▶ WHAT YOU NEED TO DO: For the data below, work out how many lines include the string "else" and report only the number.

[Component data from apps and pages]

+ + + +

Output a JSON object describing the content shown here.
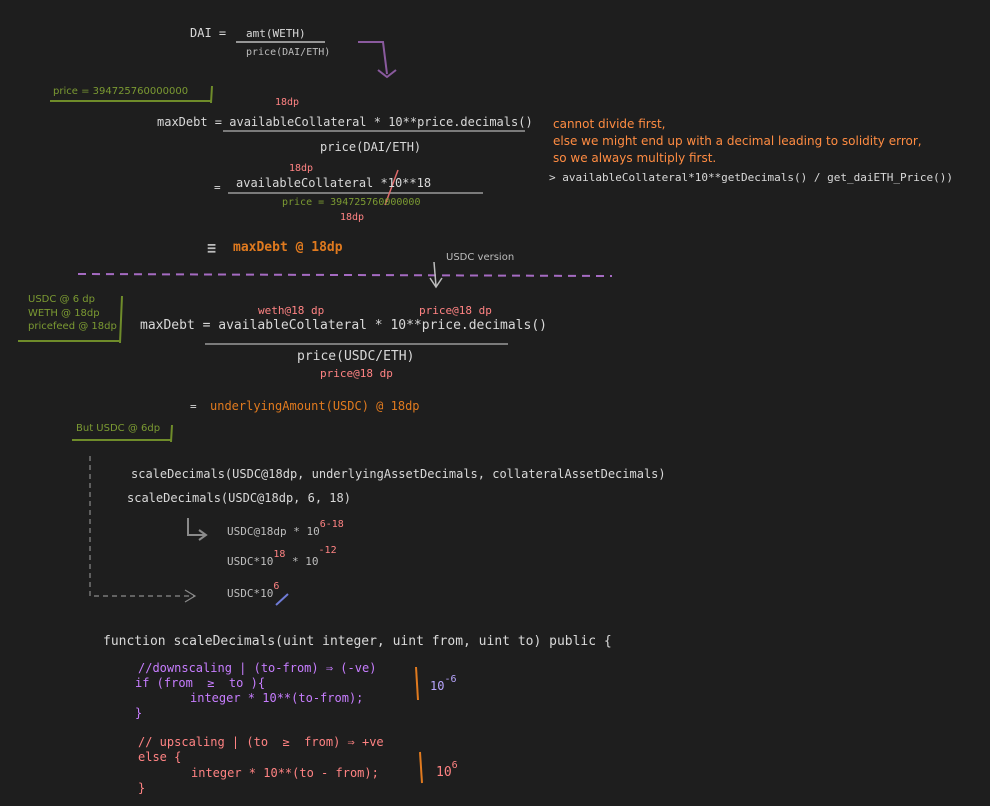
{
  "top": {
    "dai_label": "DAI =",
    "numerator": "amt(WETH)",
    "denominator": "price(DAI/ETH)"
  },
  "section1": {
    "price_note": "price = 394725760000000",
    "dp18_a": "18dp",
    "formula": "maxDebt = availableCollateral * 10**price.decimals()",
    "formula_den": "price(DAI/ETH)",
    "dp18_b": "18dp",
    "eq": "=",
    "num2": "availableCollateral *10**18",
    "den2": "price = 394725760000000",
    "dp18_c": "18dp",
    "result_eq": "≡",
    "result": "maxDebt @ 18dp"
  },
  "side_note": {
    "line1": "cannot divide first,",
    "line2": "else we might end up with a decimal leading to solidity error,",
    "line3": "so we always multiply first.",
    "code": "> availableCollateral*10**getDecimals() / get_daiETH_Price())"
  },
  "divider_label": "USDC version",
  "section2": {
    "side_notes": [
      "USDC @ 6 dp",
      "WETH @ 18dp",
      "pricefeed @ 18dp"
    ],
    "weth_label": "weth@18 dp",
    "price_label": "price@18 dp",
    "formula": "maxDebt = availableCollateral * 10**price.decimals()",
    "den": "price(USDC/ETH)",
    "den_label": "price@18 dp",
    "eq": "=",
    "result": "underlyingAmount(USDC) @ 18dp",
    "but_note": "But USDC @ 6dp"
  },
  "scale": {
    "line1": "scaleDecimals(USDC@18dp, underlyingAssetDecimals, collateralAssetDecimals)",
    "line2": "scaleDecimals(USDC@18dp, 6, 18)",
    "step1_base": "USDC@18dp * 10",
    "step1_exp": "6-18",
    "step2_a": "USDC*10",
    "step2_exp1": "18",
    "step2_b": " * 10",
    "step2_exp2": "-12",
    "step3_base": "USDC*10",
    "step3_exp": "6"
  },
  "code": {
    "sig": "function scaleDecimals(uint integer, uint from, uint to) public {",
    "c1": "//downscaling | (to-from) ⇒ (-ve)",
    "c2": "if (from  ≥  to ){",
    "c3": "integer * 10**(to-from);",
    "c4": "}",
    "note1_base": "10",
    "note1_exp": "-6",
    "c5": "// upscaling | (to  ≥  from) ⇒ +ve",
    "c6": "else {",
    "c7": "integer * 10**(to - from);",
    "c8": "}",
    "note2_base": "10",
    "note2_exp": "6"
  }
}
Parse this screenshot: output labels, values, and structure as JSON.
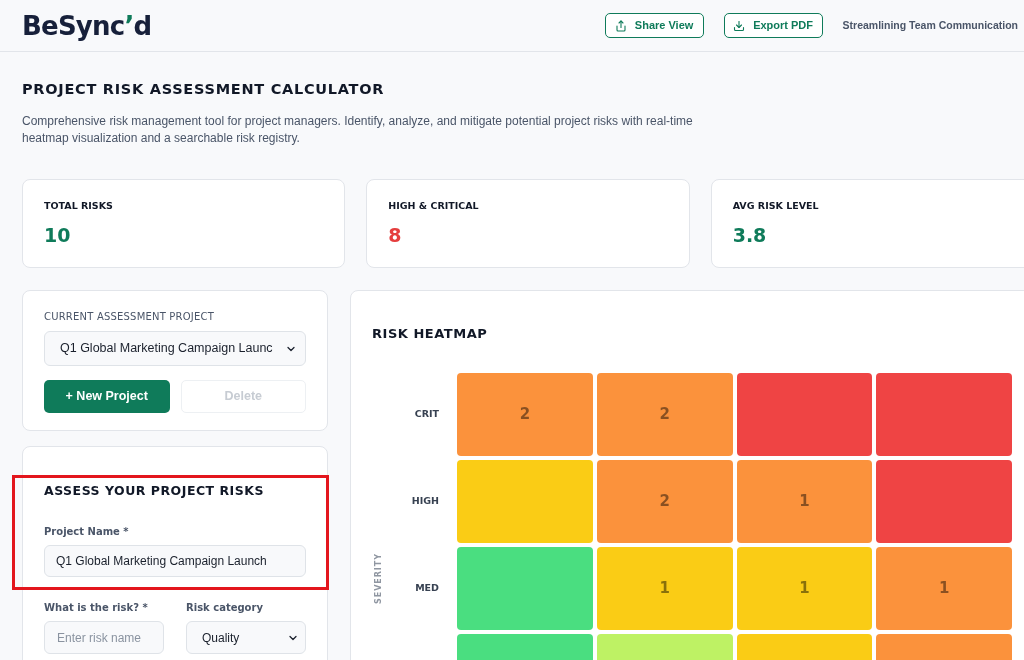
{
  "header": {
    "logo": {
      "name": "BeSync",
      "accent": "’",
      "suffix": "d"
    },
    "actions": [
      {
        "label": "Share View",
        "kind": "share"
      },
      {
        "label": "Export PDF",
        "kind": "export"
      }
    ],
    "tagline": "Streamlining Team Communication"
  },
  "page": {
    "title": "PROJECT RISK ASSESSMENT CALCULATOR",
    "description": "Comprehensive risk management tool for project managers. Identify, analyze, and mitigate potential project risks with real-time heatmap visualization and a searchable risk registry."
  },
  "stats": [
    {
      "label": "TOTAL RISKS",
      "value": "10",
      "color": "#0f7b5a"
    },
    {
      "label": "HIGH & CRITICAL",
      "value": "8",
      "color": "#e53e3e"
    },
    {
      "label": "AVG RISK LEVEL",
      "value": "3.8",
      "color": "#0f7b5a"
    }
  ],
  "project_selector": {
    "label": "CURRENT ASSESSMENT PROJECT",
    "value": "Q1 Global Marketing Campaign Launc",
    "buttons": [
      {
        "label": "+ New Project",
        "disabled": false
      },
      {
        "label": "Delete",
        "disabled": true
      }
    ]
  },
  "assessment_form": {
    "title": "ASSESS YOUR PROJECT RISKS",
    "highlighted": true,
    "rows": [
      [
        {
          "label": "Project Name *",
          "kind": "text",
          "value": "Q1 Global Marketing Campaign Launch"
        }
      ],
      [
        {
          "label": "What is the risk? *",
          "kind": "text",
          "placeholder": "Enter risk name"
        },
        {
          "label": "Risk category",
          "kind": "select",
          "value": "Quality"
        }
      ]
    ]
  },
  "heatmap": {
    "title": "RISK HEATMAP",
    "axis_label": "SEVERITY",
    "rows": [
      {
        "label": "CRIT",
        "cells": [
          {
            "color": "#fb923c",
            "count": "2"
          },
          {
            "color": "#fb923c",
            "count": "2"
          },
          {
            "color": "#ef4444"
          },
          {
            "color": "#ef4444"
          }
        ]
      },
      {
        "label": "HIGH",
        "cells": [
          {
            "color": "#facc15"
          },
          {
            "color": "#fb923c",
            "count": "2"
          },
          {
            "color": "#fb923c",
            "count": "1"
          },
          {
            "color": "#ef4444"
          }
        ]
      },
      {
        "label": "MED",
        "cells": [
          {
            "color": "#4ade80"
          },
          {
            "color": "#facc15",
            "count": "1"
          },
          {
            "color": "#facc15",
            "count": "1"
          },
          {
            "color": "#fb923c",
            "count": "1"
          }
        ]
      },
      {
        "cells": [
          {
            "color": "#4ade80"
          },
          {
            "color": "#bef264"
          },
          {
            "color": "#facc15"
          },
          {
            "color": "#fb923c"
          }
        ]
      }
    ]
  }
}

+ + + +

▶ SOLUTION TO THIS EXERCISE: 2